• [Exercise]:
Search the material below for the word "Your". Copy every line where it is found.

• [Exercise materials]:
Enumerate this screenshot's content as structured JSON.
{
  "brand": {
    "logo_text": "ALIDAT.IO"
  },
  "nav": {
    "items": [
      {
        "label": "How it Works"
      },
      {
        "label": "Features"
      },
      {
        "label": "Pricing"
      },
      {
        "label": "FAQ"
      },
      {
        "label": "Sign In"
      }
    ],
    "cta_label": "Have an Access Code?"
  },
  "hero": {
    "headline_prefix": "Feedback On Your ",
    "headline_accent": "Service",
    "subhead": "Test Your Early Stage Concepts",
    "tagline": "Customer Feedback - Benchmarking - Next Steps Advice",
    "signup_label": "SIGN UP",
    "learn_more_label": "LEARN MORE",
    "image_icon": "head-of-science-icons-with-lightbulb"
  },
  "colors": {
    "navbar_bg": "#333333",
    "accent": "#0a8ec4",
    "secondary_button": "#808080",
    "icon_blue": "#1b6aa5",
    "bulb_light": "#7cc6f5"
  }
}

• [Result of this exercise]:
    "headline_prefix": "Feedback On Your ",
    "subhead": "Test Your Early Stage Concepts",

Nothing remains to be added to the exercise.